Until they landed former Piston bad boy Rick Mahorn in a trade last week for some future draft picks, the 76ers didn't look like a playoff team. Philly looks a little better, with Mahorn giving the team toughness in the frontcourt and inside defense, which it lacked. Charles Barkley and Mahorn up front. Is that a referee's nightmare? If Johnny Dawkins comes around at point guard—if he really is a point guard—this team will be better than Milwaukee. If he doesn't, it will be worse than Washington.
In an effort to keep Chuck Person's talent and energy focused, PACERS coach Dick Versace named him cocaptain. Center-forward LaSalle Thompson is the other captain. Maybe the added responsibilities will help Person and Thompson, but the Pacers will make the playoffs only if second-year center Rik Smits continues to improve.
Without a dominating center—263-pound Mel Turpin is around, but he is dominating only in a doughnut shop—much of the inside load for the BULLETS will fall upon the slender but evidently expanding shoulders of second-year forward Harvey Grant, who, at 215 pounds, is about 25 pounds heavier than he was a year ago. Grant's weightlifting program began the day after Washington's final regular-season game last April. He should be able to get an early start pumping iron in 1990, too, because this doesn't look like a playoff team.
In the preseason, new coach Bill Fitch said that the NETS were counting on two rookie guards, Mookie Blaylock and Jay Taylor. Fitch doesn't like having to rely on first-year players, but with the departure of John Bagley (to Boston), he doesn't have much choice. Even if this young team responds to hardliner Fitch, which is doubtful, New Jersey doesn't have much hope.
Gee, here are two optimistic signs for the HEAT, the NBA's worst offensive team last season: Rookie sharpshooter Glen Rice reported slightly overweight and did not play well in the preseason, and second-year shooting guard Kevin Edwards went 2 for 24 from the floor during one three-game stretch.
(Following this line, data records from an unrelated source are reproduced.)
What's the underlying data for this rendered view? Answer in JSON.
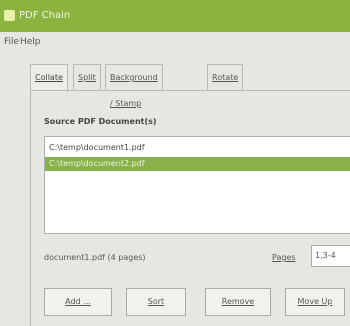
{
  "window": {
    "title": "PDF Chain"
  },
  "menu": [
    "File",
    "Help"
  ],
  "tabs": [
    "Collate",
    "Split",
    "Background / Stamp",
    "Rotate"
  ],
  "collate": {
    "source_label": "Source PDF Document(s)",
    "files": [
      {
        "path": "C:\\temp\\document1.pdf",
        "selected": false
      },
      {
        "path": "C:\\temp\\document2.pdf",
        "selected": true
      }
    ],
    "info": "document1.pdf  (4 pages)",
    "pages_label": "Pages",
    "pages_value": "1,3-4",
    "buttons": [
      "Add ...",
      "Sort",
      "Remove",
      "Move Up"
    ]
  },
  "colors": {
    "title_bar": "#8db33f",
    "selection": "#8bb14b"
  }
}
But coach Ron Rothstein wants to build Miami with defense and hustle, and the Heat should improve on last year's 15-67 record by seven or eight wins.
Rex Chapman, who never met a shot he didn't like, could play both guard positions this season. There does not seem to be a more unlikely match of position and player than point guard and Chapman. But even if he brings creativity there, the HORNETS need rebounding and defense to improve last season's 20-62 performance.
WHY CHICAGO IS SKY HIGH: ROOKIES (FROM LEFT) SANDERS, KING, ARMSTRONG, COACH JACKSON
BRUCE L. SCHWARTZMAN
ROBINSON STARTED EARNING HIS SPURS EARLY AGAINST TWO OF THE LEAGUE'S TOP PLAYERS